rshams said...

Phoebe,

I agree with you on pretty much all these points. Whatever positive views I have on the matter of the summer camps are in the context of identity formation and creating inclusive communities, not exaggerating the extent of racism and exacerbating alienation.

Phoebe said...

Yeah, this is kind of a tough one. It's on the one hand a good idea for Jews of color to meet so as not to feel alone, on the other something that would be awkward to execute however it was done.

Dan O. said...

Phoebe,

"An entire summer camp just strikes me as possibly out-of-proportion to the space required, and as if potentially backfiring and building up the idea that Jews of color are especially unsafe under normal circumstances."
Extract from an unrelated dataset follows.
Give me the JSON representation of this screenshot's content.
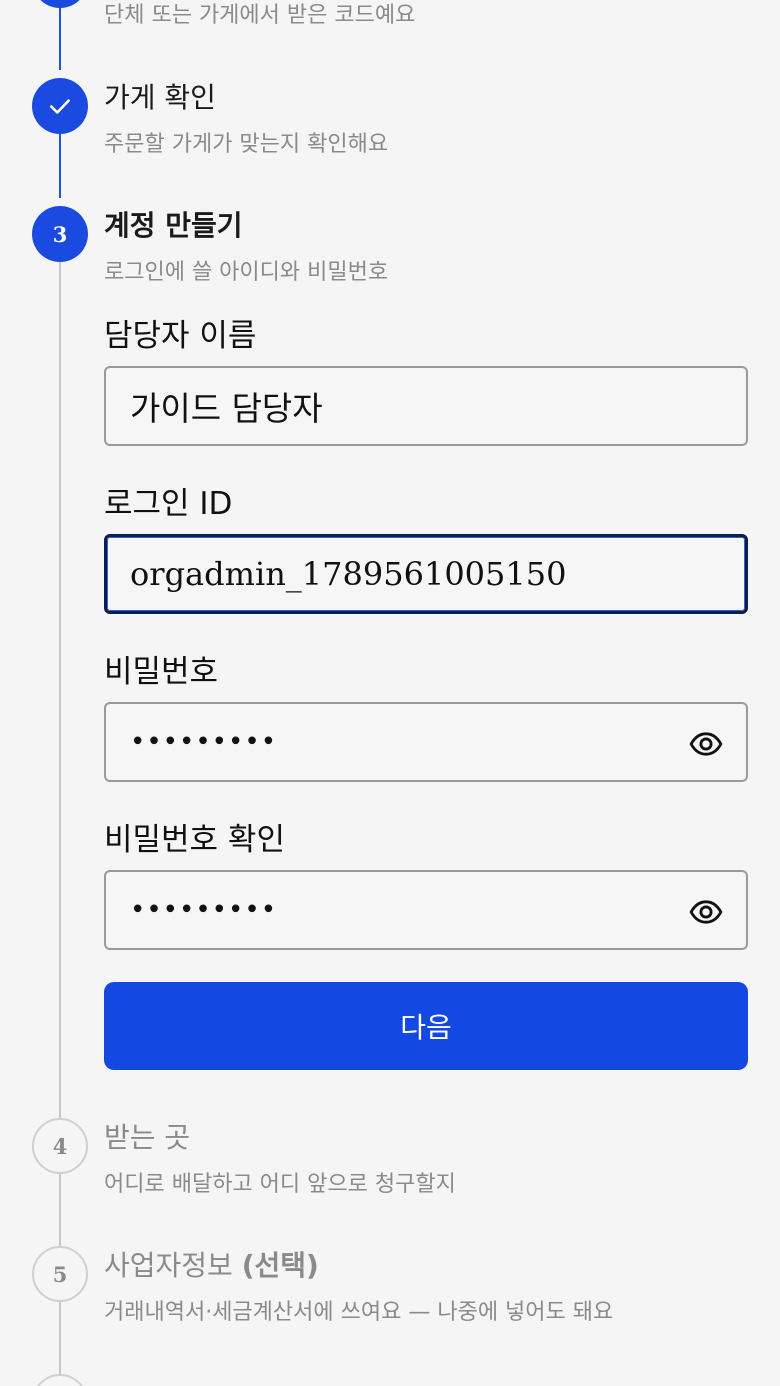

I went to Oberlin College in the heyday of identity politics, and was an officer of the Student Coop Assoc. (i.e. even more infused with identity politics), so I have like, sooooo much experience with this sort of thing. A lot of terminology and activism brought over from feminist activism are applied in a way that is completely out of proportion. Safe spaces meant "safe from rape" or "safe from violence" not "safe from young men or white women bending over backwards to show deference", etc. Believe me, I get it. But if everyone lets their hackles go down a bit, things tend to settle down on their own. When people tend to do normal things, like cooking and cleaning and paddling in canoes, all the meaningless crap tends to fall away. And so, if there's no need for the camp, which there may not be, it'll disappear. The kids will want to go play with their friends instead of identifying with a specially protected subgroup.

"(are there many Jewish Birthers?)"

Among the class of people I outlined, you bet there is. And, btw, I know that of color doesn't equal black. Duh. The particular Jewish-black antipathy following white-flight from Brooklyn is hardly obscure, and it was mirrored (on a smaller scale) in Chicago.

Another thing that's useful for these Jewish kids of color to learn is that they're more likely to encounter anti-semitism from people who assume (by their appearance) that they're *not* Jewish. Right?